I must say I like these smaller gatherings better. When John asked how many in the audience were working on their own search engine, almost 30% of the room of 150-odd folks raised their hands! With such a knowledgeable audience, the questions were good and the speakers could go deep into what interested them.

Some notes:

Battelle: the web 1.0 companies that survived were the ones that created platforms, not web sites.

What is the number one frustration users have with search engines? Bad results.
What is the number one frustration search engine companies have? Bad questions.

Search marketing is not advertising – it’s a sales channel. If done correctly, every dollar you put in should return more than what is invested in revenue. It’s measurable so budgets can be held accountable. This is why, to a certain extent, John Battelle feels that Google’s dependence upon advertising revenue is somewhat immune to any downturn in the traditionally cyclical advertising market. It’s not advertising, it’s sales. More on this on CrunchNotes.

Interesting note – while one of the keys to success is a platform which improves based on user interaction, none of the companies that were demoed yesterday had a real social aspect to them.

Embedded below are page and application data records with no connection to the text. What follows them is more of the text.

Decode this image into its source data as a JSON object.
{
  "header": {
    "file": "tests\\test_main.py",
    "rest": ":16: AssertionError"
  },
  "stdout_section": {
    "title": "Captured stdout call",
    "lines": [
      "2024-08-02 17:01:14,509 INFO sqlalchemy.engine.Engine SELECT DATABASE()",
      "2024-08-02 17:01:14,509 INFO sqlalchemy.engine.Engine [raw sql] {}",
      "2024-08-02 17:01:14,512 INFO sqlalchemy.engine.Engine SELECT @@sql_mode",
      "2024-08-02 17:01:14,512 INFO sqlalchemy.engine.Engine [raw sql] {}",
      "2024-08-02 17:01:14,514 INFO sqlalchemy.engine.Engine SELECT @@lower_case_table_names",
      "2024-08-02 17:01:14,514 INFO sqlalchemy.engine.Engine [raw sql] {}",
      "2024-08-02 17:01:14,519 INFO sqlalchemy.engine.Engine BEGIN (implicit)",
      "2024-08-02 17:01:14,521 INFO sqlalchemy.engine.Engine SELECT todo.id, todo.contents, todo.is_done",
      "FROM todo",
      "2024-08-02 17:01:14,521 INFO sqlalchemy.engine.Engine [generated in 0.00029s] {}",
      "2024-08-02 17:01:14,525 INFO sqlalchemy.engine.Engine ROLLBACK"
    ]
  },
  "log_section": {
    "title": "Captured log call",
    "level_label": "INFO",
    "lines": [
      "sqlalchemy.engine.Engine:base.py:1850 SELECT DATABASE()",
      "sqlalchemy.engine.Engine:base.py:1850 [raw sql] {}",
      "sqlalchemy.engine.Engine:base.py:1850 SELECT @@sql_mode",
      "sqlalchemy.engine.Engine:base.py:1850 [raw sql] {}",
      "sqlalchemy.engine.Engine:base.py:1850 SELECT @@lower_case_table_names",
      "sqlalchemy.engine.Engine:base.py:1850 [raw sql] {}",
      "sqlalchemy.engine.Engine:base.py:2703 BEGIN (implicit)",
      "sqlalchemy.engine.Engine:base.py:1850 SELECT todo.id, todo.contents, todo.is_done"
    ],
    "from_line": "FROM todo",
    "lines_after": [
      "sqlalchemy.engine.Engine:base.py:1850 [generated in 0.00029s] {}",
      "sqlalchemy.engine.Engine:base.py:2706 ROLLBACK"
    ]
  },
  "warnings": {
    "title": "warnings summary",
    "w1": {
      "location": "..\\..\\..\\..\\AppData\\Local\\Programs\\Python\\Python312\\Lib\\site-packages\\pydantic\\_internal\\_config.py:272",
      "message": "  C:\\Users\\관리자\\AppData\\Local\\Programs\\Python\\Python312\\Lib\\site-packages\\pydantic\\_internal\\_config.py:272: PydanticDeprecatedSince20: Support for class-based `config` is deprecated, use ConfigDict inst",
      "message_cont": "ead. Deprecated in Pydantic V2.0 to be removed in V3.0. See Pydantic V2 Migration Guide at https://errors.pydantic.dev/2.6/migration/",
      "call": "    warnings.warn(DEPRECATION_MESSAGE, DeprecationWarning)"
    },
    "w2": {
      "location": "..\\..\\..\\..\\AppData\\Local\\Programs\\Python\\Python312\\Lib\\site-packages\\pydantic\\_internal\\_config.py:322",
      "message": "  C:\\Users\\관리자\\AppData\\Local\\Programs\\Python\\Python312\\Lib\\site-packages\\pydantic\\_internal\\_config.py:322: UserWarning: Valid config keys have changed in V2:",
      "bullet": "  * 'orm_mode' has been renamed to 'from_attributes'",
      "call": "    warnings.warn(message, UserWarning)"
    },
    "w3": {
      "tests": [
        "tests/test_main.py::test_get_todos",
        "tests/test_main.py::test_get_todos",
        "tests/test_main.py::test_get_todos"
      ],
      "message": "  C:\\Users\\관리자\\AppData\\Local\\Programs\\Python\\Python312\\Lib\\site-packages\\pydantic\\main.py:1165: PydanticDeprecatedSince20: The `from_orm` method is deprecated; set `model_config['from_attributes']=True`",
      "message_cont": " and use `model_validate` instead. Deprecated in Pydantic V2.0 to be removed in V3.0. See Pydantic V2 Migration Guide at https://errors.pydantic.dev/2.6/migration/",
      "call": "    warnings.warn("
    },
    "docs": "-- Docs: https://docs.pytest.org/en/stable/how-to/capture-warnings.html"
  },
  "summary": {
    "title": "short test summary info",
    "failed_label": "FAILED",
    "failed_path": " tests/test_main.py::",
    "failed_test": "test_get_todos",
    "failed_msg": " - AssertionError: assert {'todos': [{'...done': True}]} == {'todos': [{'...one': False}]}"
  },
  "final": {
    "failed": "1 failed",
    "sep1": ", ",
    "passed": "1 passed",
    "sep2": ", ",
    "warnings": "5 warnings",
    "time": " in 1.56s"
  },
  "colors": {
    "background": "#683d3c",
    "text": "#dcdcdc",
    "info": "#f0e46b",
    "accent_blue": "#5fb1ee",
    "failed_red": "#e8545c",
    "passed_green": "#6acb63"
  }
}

To that end, they are more nodes for information than hubs of activity. Opportunity?

TimesSelect Annual Revenues Nearly $5M

The New York Times announced that it has over 270,000 subscribers to it’s premium TimesSelect service. PaidContent does some back of the envelope calculations and calculates that they are pulling in $4,954,000 in annual revenue from this venture only 52 days after launch.